◆ Excerpted data
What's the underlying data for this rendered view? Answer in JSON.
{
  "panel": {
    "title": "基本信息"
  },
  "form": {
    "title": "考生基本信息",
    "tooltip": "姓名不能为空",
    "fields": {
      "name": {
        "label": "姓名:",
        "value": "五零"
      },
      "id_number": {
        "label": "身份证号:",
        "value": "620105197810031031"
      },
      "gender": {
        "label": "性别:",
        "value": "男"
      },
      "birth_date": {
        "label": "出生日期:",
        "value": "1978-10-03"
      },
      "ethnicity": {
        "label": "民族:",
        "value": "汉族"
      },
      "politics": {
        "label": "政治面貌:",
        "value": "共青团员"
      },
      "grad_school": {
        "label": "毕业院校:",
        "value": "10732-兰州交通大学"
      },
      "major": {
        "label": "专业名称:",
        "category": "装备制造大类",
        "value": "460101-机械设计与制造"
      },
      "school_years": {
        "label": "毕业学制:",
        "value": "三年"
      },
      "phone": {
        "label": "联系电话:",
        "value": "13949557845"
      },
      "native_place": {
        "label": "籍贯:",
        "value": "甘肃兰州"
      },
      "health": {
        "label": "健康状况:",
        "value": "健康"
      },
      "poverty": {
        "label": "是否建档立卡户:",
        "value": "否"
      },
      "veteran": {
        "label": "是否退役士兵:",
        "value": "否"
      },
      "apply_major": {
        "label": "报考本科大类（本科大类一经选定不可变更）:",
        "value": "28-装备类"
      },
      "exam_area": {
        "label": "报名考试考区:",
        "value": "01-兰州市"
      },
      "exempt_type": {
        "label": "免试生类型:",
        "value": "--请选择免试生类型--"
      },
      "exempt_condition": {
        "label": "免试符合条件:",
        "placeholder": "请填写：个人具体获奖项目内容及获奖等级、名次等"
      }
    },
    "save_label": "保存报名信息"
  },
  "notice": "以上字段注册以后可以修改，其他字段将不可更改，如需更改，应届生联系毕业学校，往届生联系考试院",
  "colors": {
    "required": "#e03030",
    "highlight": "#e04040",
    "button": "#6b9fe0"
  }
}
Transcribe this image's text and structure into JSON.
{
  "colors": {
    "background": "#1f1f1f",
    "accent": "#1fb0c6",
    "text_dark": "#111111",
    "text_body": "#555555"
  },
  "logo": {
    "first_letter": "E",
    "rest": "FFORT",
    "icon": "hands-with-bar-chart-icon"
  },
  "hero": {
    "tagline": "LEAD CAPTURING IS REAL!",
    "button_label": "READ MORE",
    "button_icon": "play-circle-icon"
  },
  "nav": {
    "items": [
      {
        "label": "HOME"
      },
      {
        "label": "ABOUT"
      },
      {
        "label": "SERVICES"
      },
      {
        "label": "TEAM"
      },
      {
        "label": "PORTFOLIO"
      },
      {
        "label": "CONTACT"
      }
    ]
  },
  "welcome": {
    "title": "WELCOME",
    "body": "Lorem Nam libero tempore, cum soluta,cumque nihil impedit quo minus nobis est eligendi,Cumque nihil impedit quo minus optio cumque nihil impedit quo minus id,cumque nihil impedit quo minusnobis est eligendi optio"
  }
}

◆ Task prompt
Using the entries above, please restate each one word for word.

◆ Completed exercise
What's the underlying data for this rendered view? Answer in JSON.
{
  "panel": {
    "title": "基本信息"
  },
  "form": {
    "title": "考生基本信息",
    "tooltip": "姓名不能为空",
    "fields": {
      "name": {
        "label": "姓名:",
        "value": "五零"
      },
      "id_number": {
        "label": "身份证号:",
        "value": "620105197810031031"
      },
      "gender": {
        "label": "性别:",
        "value": "男"
      },
      "birth_date": {
        "label": "出生日期:",
        "value": "1978-10-03"
      },
      "ethnicity": {
        "label": "民族:",
        "value": "汉族"
      },
      "politics": {
        "label": "政治面貌:",
        "value": "共青团员"
      },
      "grad_school": {
        "label": "毕业院校:",
        "value": "10732-兰州交通大学"
      },
      "major": {
        "label": "专业名称:",
        "category": "装备制造大类",
        "value": "460101-机械设计与制造"
      },
      "school_years": {
        "label": "毕业学制:",
        "value": "三年"
      },
      "phone": {
        "label": "联系电话:",
        "value": "13949557845"
      },
      "native_place": {
        "label": "籍贯:",
        "value": "甘肃兰州"
      },
      "health": {
        "label": "健康状况:",
        "value": "健康"
      },
      "poverty": {
        "label": "是否建档立卡户:",
        "value": "否"
      },
      "veteran": {
        "label": "是否退役士兵:",
        "value": "否"
      },
      "apply_major": {
        "label": "报考本科大类（本科大类一经选定不可变更）:",
        "value": "28-装备类"
      },
      "exam_area": {
        "label": "报名考试考区:",
        "value": "01-兰州市"
      },
      "exempt_type": {
        "label": "免试生类型:",
        "value": "--请选择免试生类型--"
      },
      "exempt_condition": {
        "label": "免试符合条件:",
        "placeholder": "请填写：个人具体获奖项目内容及获奖等级、名次等"
      }
    },
    "save_label": "保存报名信息"
  },
  "notice": "以上字段注册以后可以修改，其他字段将不可更改，如需更改，应届生联系毕业学校，往届生联系考试院",
  "colors": {
    "required": "#e03030",
    "highlight": "#e04040",
    "button": "#6b9fe0"
  }
}
Transcribe this image's text and structure into JSON.
{
  "colors": {
    "background": "#1f1f1f",
    "accent": "#1fb0c6",
    "text_dark": "#111111",
    "text_body": "#555555"
  },
  "logo": {
    "first_letter": "E",
    "rest": "FFORT",
    "icon": "hands-with-bar-chart-icon"
  },
  "hero": {
    "tagline": "LEAD CAPTURING IS REAL!",
    "button_label": "READ MORE",
    "button_icon": "play-circle-icon"
  },
  "nav": {
    "items": [
      {
        "label": "HOME"
      },
      {
        "label": "ABOUT"
      },
      {
        "label": "SERVICES"
      },
      {
        "label": "TEAM"
      },
      {
        "label": "PORTFOLIO"
      },
      {
        "label": "CONTACT"
      }
    ]
  },
  "welcome": {
    "title": "WELCOME",
    "body": "Lorem Nam libero tempore, cum soluta,cumque nihil impedit quo minus nobis est eligendi,Cumque nihil impedit quo minus optio cumque nihil impedit quo minus id,cumque nihil impedit quo minusnobis est eligendi optio"
  }
}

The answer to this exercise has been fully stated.